Thursday, May 26, 2011

Money Matters

Let's talk money for a moment. What we all spend most of our days trying to earn. After all, regardless of what our ultimate goal in life is - love, acceptance, power, popularity or expensive yachts and Brazilian models - money plays an important part in every achievement.

I was always the kind of person who believed that if I worked hard enough, money (a reasonable amount) would come my way and I don't have to worry about making more or less than the person sitting next to me. Basically, that I would be rewarded for the labor that I put into my work. From the age of 16 to approximately the age of 26, I was kind of following the mantra of waiting until I get rewarded for a job well done, instead of going into my boss's office and stating it directly to him or her. Like, hey, I think I need a raise.

But a couple of months ago, when I was in the process of looking for jobs, my former co-worker sent me an article from, I believe, The New York Times or some other legit and important source. The article didn't come as a surprise but it alarmed me. Above all, it resonated with me because I recognized that I was probably one of those people that the article was talking about.

You see, the article stated that women entering the workforce even with a higher education expect to receive less pay than men.
"Whoa", I thought, "And here I am just expecting my future bosses to give me a just salary, on par with everyone else's pay. Here I am, too scared to say that my salary might be too low for my level of expertise and dedication and what is expected of me..."

I read on. After five years at the same job the difference in pay gets larger with women expecting that they will make eighteen percent less than men even with increased experience. Women also expect to see promotions at a slower rate than men. The fact that women expect to earn less than men could be causing them to take jobs that pay less. The fact that men expect more could have an effect on them getting more in the way of salaries and promotions.

Mind-boggling. But, like I said, not surprising. I always got slightly uncomfortable when asked about an expected salary at a job interview. I was always afraid that if I aimed high, I would be denied a job position. I was scared to ask for a higher starting pay because I thought that I needed to prove myself first.

"I'll prove myself," I thought, "And then they'll see how good I am and reward me."

But the article contradicted my predictions. I actually had to ASK for more money. I had to believe in my self-worth the minute I stepped my foot into that door for salary negotiations.

And that's what I did for my job in Singapore.

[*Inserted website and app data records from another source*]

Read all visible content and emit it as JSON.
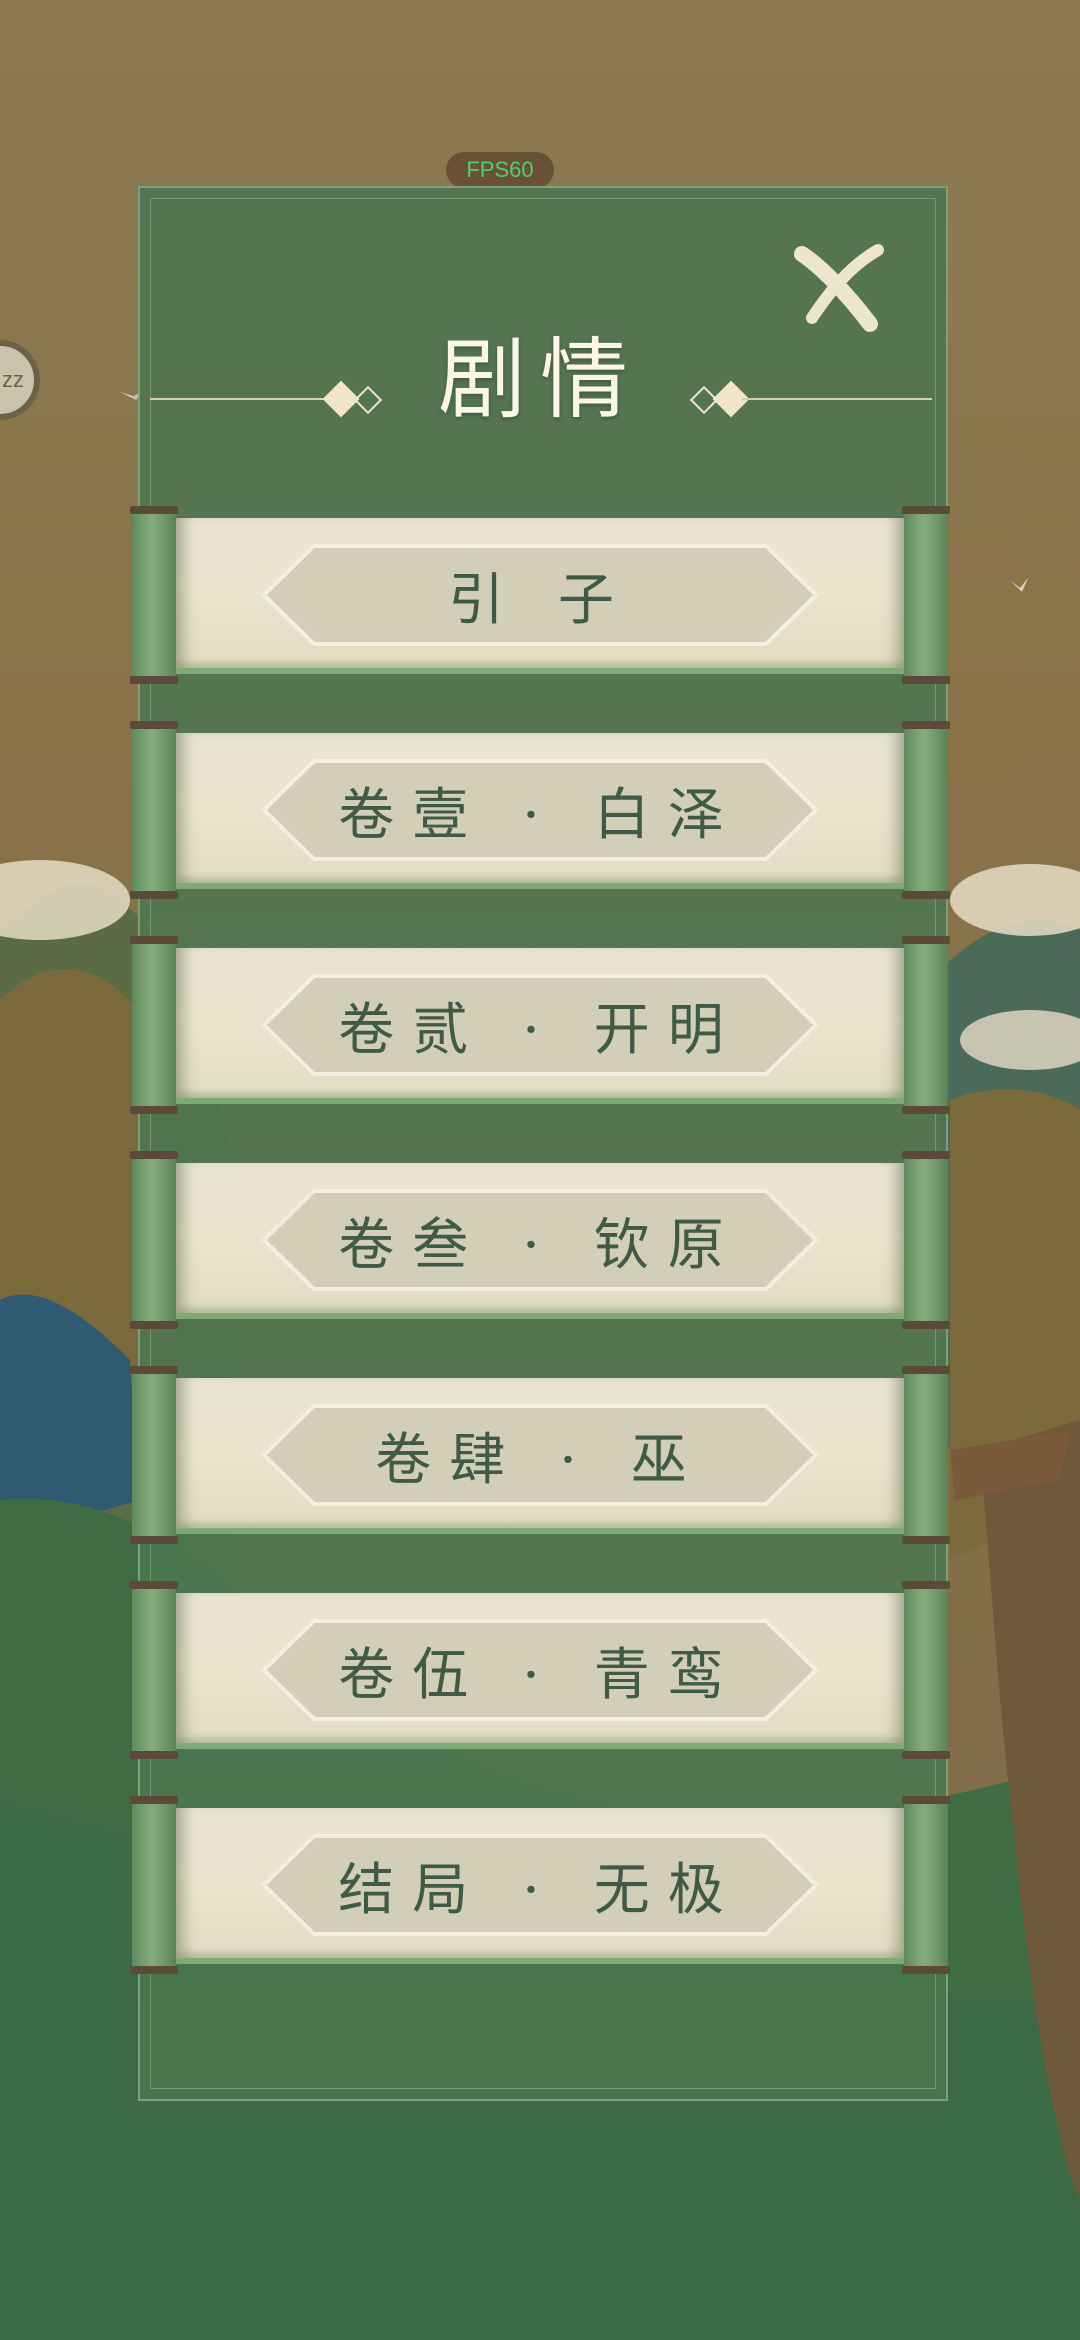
{
  "hud": {
    "fps": "FPS60",
    "side_bubble": "zz"
  },
  "panel": {
    "title": "剧情"
  },
  "chapters": [
    {
      "label": "引 子"
    },
    {
      "label": "卷壹 · 白泽"
    },
    {
      "label": "卷贰 · 开明"
    },
    {
      "label": "卷叁 · 钦原"
    },
    {
      "label": "卷肆 · 巫"
    },
    {
      "label": "卷伍 · 青鸾"
    },
    {
      "label": "结局 · 无极"
    }
  ],
  "colors": {
    "panel": "#4f7a52",
    "paper": "#e9e4d0",
    "text": "#3f5a45",
    "title": "#fbf6e6",
    "fps": "#4fd06a"
  },
  "icons": {
    "close": "close-icon",
    "title_ornament": "diamond-ornament-icon"
  }
}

You see, prior to flying out there for a two week trial period, I was offered a salary range in the email from an HR manager at the office there. I eyeballed the salary and decided for myself that the lowest range was pretty unacceptable. Regardless of the amazingless level of the job opportunity, I simply would have had to refuse the job offer because I crossed out the possibility of living under a cardboard box half-way around the world.

After almost two weeks of me being there and seeing what my job position would be all about, the HR manager called me into her office to see if wanted to sign my contract to move to Singapore and to also talk salary figures.

Now in architecture, we don't have any fancy sign-on bonuses or additional monetary incentives, like many of my counterparts with similar education levels might be getting. No, what I was given was a flat all-inclusive salary and a housing allowance. It was slightly higher than the lowest number in my salary range. I could have settled for it. I could have said yes.

But I remember the article. What's the worst that can happen if I say no to this offer? They can withdraw the job offer? So what? I have skills and capabilities that can probably lend me a fine job in the US, even in this struggling economy.

"What do you think," the HR manager asked carefully.

"Um..." I paused, "Well I have to be honest... I was hoping that the offer would be slightly higher. I have to consider all of these expenses that I will have each month. I have to think about my student loans that i have to pay, in US dollars."

I froze in my seat waiting for an answer.

"Well, you have to keep in mind that the standard of living in Singapore is slightly less expensive than in the US. You also have to remember that as a US citizen, you will already be getting more than an average Singaporean would. You have to consider all these things..."
"I know.. but I just don't feel comfortable accepting something that I am not sure would be enough to cover all of my expenses. Can I think it over tonight, and talk about it with my family, and get back to you tomorrow?" I said.

The HR manager agreed. She didn't seem too pleased but she also, contrary to my expectations, didn't leap across the table in rage and tried to choke me out after hearing such a bold refusal.

Three hours later I came home, ready to sit down and figure out my budget, expense by expense. I checked my email. There was a new message from the HR manager.

Without even mentioning a word about her previous offer, she restated the new offer, term by term. She was raising my housing allowance by $6,000/year. The money that would be left over from my housing allowance I would be free to spend in whatever way I wanted. The new offer was only a grand lower than the highest maximum of the salary range I was promised.

I sat there speechless, excited beyond belief. I did it! I kicked some corporate ASS!


Pam the Realtor said...

Way to go! Show the men how it's done over there in Singapore!

P said...

Wow, that's fantastic!!! Good for you for fighting for more money. :-)

Thanks for your nice comment on my blog post. I doubt I'll ever give up blogging completely, i just need to find some inspiration again!